Daily Assignment #125: Reinforcing Standards and Expectations

Hello Everyone,
I hope you have had a wonderful, relaxing and healthy holiday.

So much has happened in a month, most notably, and sadly, the tragedy at Sandy Hook.  I have no words to express my sadness.  I can't imagine the heartache of the families, teachers, and the community at large.  They are all in my thoughts.  May it never happen again.

We all know, as difficult as it is, we must move forward.

Returning from the holiday break you've probably noticed that your students' behavior, and performance, has taken a few steps backwards.  This is a phenomenon, which I call the "2 Step," 2 steps forward, 1 step backward.  Now it is your turn to dance and you must take the lead.

Begin by reviewing the expectations with the students, hopefully these are posted in the classroom.  It is important for you, as the teacher, to be firm, clear and consistent.  This applies to behaviors, as well as performance.  Maintain your standards and expectations, especially on those days when it may feel like it is the first day of school.

Here is the toughest part--have patience and no blaming, especially that of the students.  They are doing what comes naturally--proving the teacher will not notice.  Don't blame yourself either.

Heads-up--the "2 Step" is common and will happen again after the next semester break--be prepared.

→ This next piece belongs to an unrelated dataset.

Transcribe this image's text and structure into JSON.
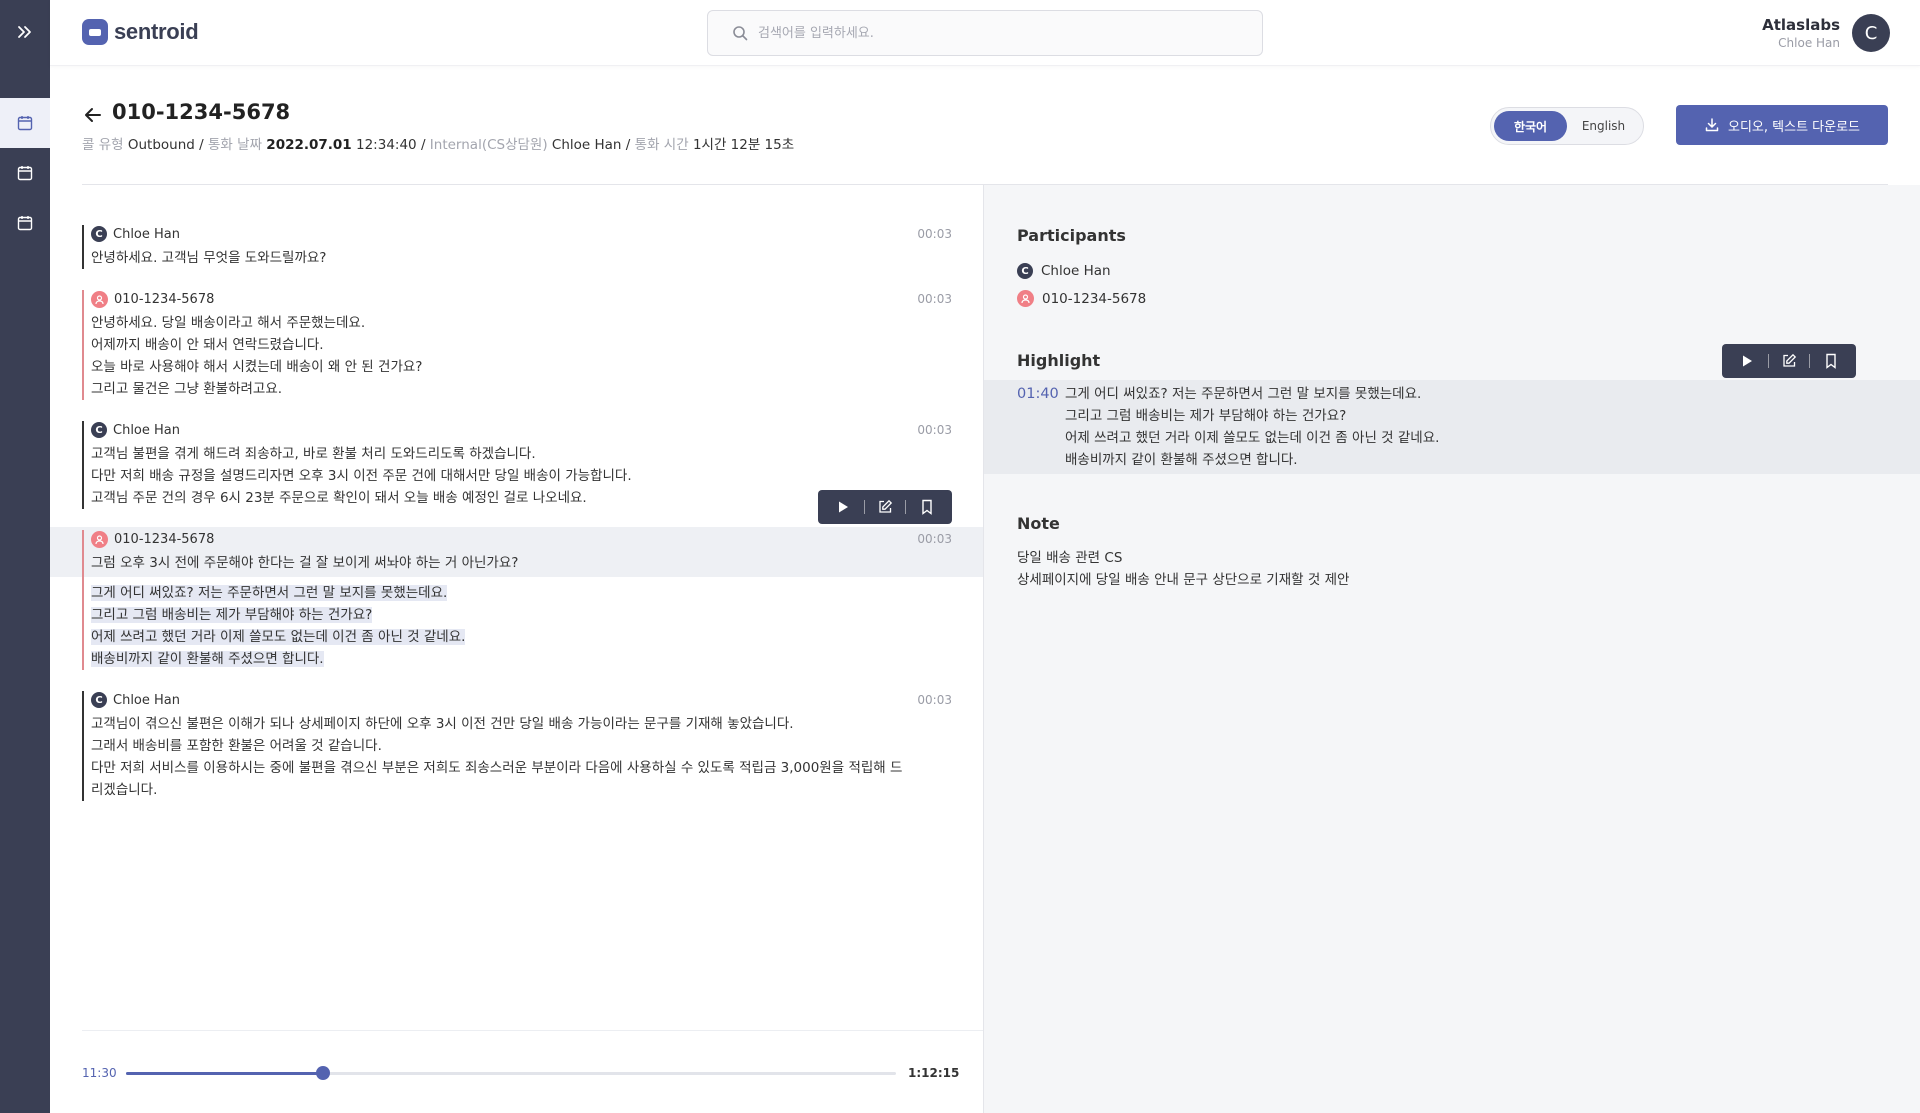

Please share this blog with colleagues and friends.  Also, take a look at my book on effective strategies on

Best Effort,